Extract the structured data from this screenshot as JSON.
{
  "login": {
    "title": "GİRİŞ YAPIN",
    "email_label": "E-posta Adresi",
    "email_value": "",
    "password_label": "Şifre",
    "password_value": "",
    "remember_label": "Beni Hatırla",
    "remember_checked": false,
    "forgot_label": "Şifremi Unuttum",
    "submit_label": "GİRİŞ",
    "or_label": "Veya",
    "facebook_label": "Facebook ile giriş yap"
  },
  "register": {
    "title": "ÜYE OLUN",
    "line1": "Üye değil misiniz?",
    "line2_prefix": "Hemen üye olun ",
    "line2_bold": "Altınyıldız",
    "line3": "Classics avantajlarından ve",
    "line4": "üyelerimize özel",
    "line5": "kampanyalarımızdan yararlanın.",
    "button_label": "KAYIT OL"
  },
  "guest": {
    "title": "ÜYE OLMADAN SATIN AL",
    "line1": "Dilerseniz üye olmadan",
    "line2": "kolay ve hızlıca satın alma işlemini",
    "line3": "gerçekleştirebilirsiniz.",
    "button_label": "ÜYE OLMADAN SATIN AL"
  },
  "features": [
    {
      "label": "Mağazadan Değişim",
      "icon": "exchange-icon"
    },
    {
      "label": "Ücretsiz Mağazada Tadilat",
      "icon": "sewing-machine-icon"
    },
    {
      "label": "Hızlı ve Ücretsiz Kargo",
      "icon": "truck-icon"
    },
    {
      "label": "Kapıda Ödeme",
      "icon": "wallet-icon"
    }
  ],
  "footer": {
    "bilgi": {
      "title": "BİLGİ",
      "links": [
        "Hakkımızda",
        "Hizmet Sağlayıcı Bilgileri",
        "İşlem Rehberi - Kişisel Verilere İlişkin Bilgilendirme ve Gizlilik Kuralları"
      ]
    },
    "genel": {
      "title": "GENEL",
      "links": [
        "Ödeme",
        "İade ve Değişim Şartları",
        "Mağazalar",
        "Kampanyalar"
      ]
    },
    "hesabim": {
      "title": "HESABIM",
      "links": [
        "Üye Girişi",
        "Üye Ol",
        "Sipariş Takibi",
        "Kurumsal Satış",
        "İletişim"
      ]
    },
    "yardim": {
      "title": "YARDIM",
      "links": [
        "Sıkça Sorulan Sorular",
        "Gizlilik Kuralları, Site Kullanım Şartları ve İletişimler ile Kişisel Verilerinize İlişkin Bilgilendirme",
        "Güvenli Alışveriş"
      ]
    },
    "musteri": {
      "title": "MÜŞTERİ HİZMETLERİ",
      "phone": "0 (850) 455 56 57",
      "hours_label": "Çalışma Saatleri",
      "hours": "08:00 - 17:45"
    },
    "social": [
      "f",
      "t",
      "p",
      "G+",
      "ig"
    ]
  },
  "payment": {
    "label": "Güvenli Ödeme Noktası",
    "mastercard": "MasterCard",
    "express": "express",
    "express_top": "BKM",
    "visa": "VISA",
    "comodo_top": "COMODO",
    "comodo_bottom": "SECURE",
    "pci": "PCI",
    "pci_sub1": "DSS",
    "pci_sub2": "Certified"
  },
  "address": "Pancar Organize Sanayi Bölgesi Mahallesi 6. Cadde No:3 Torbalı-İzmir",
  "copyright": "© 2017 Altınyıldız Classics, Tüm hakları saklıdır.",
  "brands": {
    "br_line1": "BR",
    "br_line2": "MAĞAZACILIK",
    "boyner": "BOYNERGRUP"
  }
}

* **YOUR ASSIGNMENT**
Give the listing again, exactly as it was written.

* **RESPONSE TO THE TASK**
Extract the structured data from this screenshot as JSON.
{
  "login": {
    "title": "GİRİŞ YAPIN",
    "email_label": "E-posta Adresi",
    "email_value": "",
    "password_label": "Şifre",
    "password_value": "",
    "remember_label": "Beni Hatırla",
    "remember_checked": false,
    "forgot_label": "Şifremi Unuttum",
    "submit_label": "GİRİŞ",
    "or_label": "Veya",
    "facebook_label": "Facebook ile giriş yap"
  },
  "register": {
    "title": "ÜYE OLUN",
    "line1": "Üye değil misiniz?",
    "line2_prefix": "Hemen üye olun ",
    "line2_bold": "Altınyıldız",
    "line3": "Classics avantajlarından ve",
    "line4": "üyelerimize özel",
    "line5": "kampanyalarımızdan yararlanın.",
    "button_label": "KAYIT OL"
  },
  "guest": {
    "title": "ÜYE OLMADAN SATIN AL",
    "line1": "Dilerseniz üye olmadan",
    "line2": "kolay ve hızlıca satın alma işlemini",
    "line3": "gerçekleştirebilirsiniz.",
    "button_label": "ÜYE OLMADAN SATIN AL"
  },
  "features": [
    {
      "label": "Mağazadan Değişim",
      "icon": "exchange-icon"
    },
    {
      "label": "Ücretsiz Mağazada Tadilat",
      "icon": "sewing-machine-icon"
    },
    {
      "label": "Hızlı ve Ücretsiz Kargo",
      "icon": "truck-icon"
    },
    {
      "label": "Kapıda Ödeme",
      "icon": "wallet-icon"
    }
  ],
  "footer": {
    "bilgi": {
      "title": "BİLGİ",
      "links": [
        "Hakkımızda",
        "Hizmet Sağlayıcı Bilgileri",
        "İşlem Rehberi - Kişisel Verilere İlişkin Bilgilendirme ve Gizlilik Kuralları"
      ]
    },
    "genel": {
      "title": "GENEL",
      "links": [
        "Ödeme",
        "İade ve Değişim Şartları",
        "Mağazalar",
        "Kampanyalar"
      ]
    },
    "hesabim": {
      "title": "HESABIM",
      "links": [
        "Üye Girişi",
        "Üye Ol",
        "Sipariş Takibi",
        "Kurumsal Satış",
        "İletişim"
      ]
    },
    "yardim": {
      "title": "YARDIM",
      "links": [
        "Sıkça Sorulan Sorular",
        "Gizlilik Kuralları, Site Kullanım Şartları ve İletişimler ile Kişisel Verilerinize İlişkin Bilgilendirme",
        "Güvenli Alışveriş"
      ]
    },
    "musteri": {
      "title": "MÜŞTERİ HİZMETLERİ",
      "phone": "0 (850) 455 56 57",
      "hours_label": "Çalışma Saatleri",
      "hours": "08:00 - 17:45"
    },
    "social": [
      "f",
      "t",
      "p",
      "G+",
      "ig"
    ]
  },
  "payment": {
    "label": "Güvenli Ödeme Noktası",
    "mastercard": "MasterCard",
    "express": "express",
    "express_top": "BKM",
    "visa": "VISA",
    "comodo_top": "COMODO",
    "comodo_bottom": "SECURE",
    "pci": "PCI",
    "pci_sub1": "DSS",
    "pci_sub2": "Certified"
  },
  "address": "Pancar Organize Sanayi Bölgesi Mahallesi 6. Cadde No:3 Torbalı-İzmir",
  "copyright": "© 2017 Altınyıldız Classics, Tüm hakları saklıdır.",
  "brands": {
    "br_line1": "BR",
    "br_line2": "MAĞAZACILIK",
    "boyner": "BOYNERGRUP"
  }
}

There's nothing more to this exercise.